Citation

Vaudo, Anthony D.; Fritz, Megan L.; López-Uribe, Margarita M. (2018), Data from: Opening the door to the past: accessing phylogenetic, pathogen, and population data from museum curated bees, Dryad, Dataset, https://doi.org/10.5061/dryad.3528sj6

Abstract

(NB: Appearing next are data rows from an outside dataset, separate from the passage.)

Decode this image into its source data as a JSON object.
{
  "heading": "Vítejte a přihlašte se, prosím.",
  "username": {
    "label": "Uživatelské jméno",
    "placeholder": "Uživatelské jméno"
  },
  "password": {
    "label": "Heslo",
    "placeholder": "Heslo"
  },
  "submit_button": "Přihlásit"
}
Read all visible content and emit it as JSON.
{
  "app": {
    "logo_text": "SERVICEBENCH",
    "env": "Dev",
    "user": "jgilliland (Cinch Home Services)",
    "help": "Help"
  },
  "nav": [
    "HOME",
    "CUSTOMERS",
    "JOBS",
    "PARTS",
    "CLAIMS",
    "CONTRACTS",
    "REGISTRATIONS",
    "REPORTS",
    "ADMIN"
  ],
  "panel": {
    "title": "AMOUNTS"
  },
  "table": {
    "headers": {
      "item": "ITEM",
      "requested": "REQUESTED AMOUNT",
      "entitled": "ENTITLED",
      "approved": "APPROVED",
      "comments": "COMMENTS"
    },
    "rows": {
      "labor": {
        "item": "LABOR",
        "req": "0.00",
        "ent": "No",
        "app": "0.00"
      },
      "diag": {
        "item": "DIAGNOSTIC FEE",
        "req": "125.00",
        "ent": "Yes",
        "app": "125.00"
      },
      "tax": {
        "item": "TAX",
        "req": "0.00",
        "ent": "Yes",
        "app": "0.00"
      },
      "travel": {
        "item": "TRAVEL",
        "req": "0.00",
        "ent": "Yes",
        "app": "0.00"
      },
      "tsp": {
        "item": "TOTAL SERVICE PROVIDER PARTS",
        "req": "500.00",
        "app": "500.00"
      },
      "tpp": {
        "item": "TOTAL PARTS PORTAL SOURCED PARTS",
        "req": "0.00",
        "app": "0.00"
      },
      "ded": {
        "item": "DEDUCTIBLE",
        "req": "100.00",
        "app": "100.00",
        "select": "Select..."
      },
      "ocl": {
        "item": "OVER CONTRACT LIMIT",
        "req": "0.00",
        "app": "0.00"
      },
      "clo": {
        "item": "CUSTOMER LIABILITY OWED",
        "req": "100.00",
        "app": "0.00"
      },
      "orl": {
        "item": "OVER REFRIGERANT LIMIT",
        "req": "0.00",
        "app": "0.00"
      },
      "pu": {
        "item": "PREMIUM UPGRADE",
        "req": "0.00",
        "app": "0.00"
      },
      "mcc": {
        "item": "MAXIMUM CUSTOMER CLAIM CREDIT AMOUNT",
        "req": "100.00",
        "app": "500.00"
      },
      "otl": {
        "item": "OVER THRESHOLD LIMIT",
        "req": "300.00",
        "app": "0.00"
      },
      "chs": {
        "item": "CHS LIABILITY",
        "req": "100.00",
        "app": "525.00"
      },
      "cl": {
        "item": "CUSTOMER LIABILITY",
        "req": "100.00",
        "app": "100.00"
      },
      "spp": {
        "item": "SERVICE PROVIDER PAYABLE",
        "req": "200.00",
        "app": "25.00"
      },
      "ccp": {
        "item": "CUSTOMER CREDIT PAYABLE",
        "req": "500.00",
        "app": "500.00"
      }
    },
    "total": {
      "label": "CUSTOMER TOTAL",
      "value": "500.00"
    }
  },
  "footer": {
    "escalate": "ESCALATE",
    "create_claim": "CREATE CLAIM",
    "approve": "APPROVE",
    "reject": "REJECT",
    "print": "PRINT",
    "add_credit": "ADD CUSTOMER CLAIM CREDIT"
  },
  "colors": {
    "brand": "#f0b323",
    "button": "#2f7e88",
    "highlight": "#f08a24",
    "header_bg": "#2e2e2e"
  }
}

Tens of thousands of insects are deposited in collections every year as a result of survey-based studies that aim to investigate ecological questions. DNA-based techniques can expand the utility of these collections to explore their demographic and evolutionary history, temporal changes in their abundance, and pathogen dynamics. Using museum collections of the non-model bee species Eucera (Peponapis) pruinosa Say 1837 (Hymenoptera: Apidae: Eucerini), we developed a standard minimally-destructive and budget-friendly protocol to extract DNA and amplify common gene-fragments for barcoding, phylogenetic analysis, and pathogens. We also generated genome-wide single nucleotide polymorphism (SNP) data from DNA sequencing (ddRADseq) libraries for population structure analyses. We systematically studied the effect of specimen age (≤10 years ago) and tissue type (whole bees vs. abdomen) on DNA quality, single gene-fragment amplification, and SNP calling. We found that all analyses were achievable with both tissue types, yet with variable levels of efficiency because of general DNA degradation. Specifically, we found that not all samples yielded satisfactory results for molecular studies; however, we did not find a systematic effect of specimen age on DNA quality which is encouraging for future studies involving historical specimens. We report the first evidence for the presence of the microsporidian pathogen Nosema spp. in squash bees, opening a window for the study of historical changes in disease pressure in this important agricultural pollinator. Our protocols can be used as a template for the design of future experiments that extract multiple pieces of information using DNA-based methods from insect museum stored specimens.

Usage Notes

Location

Central Pennsylvania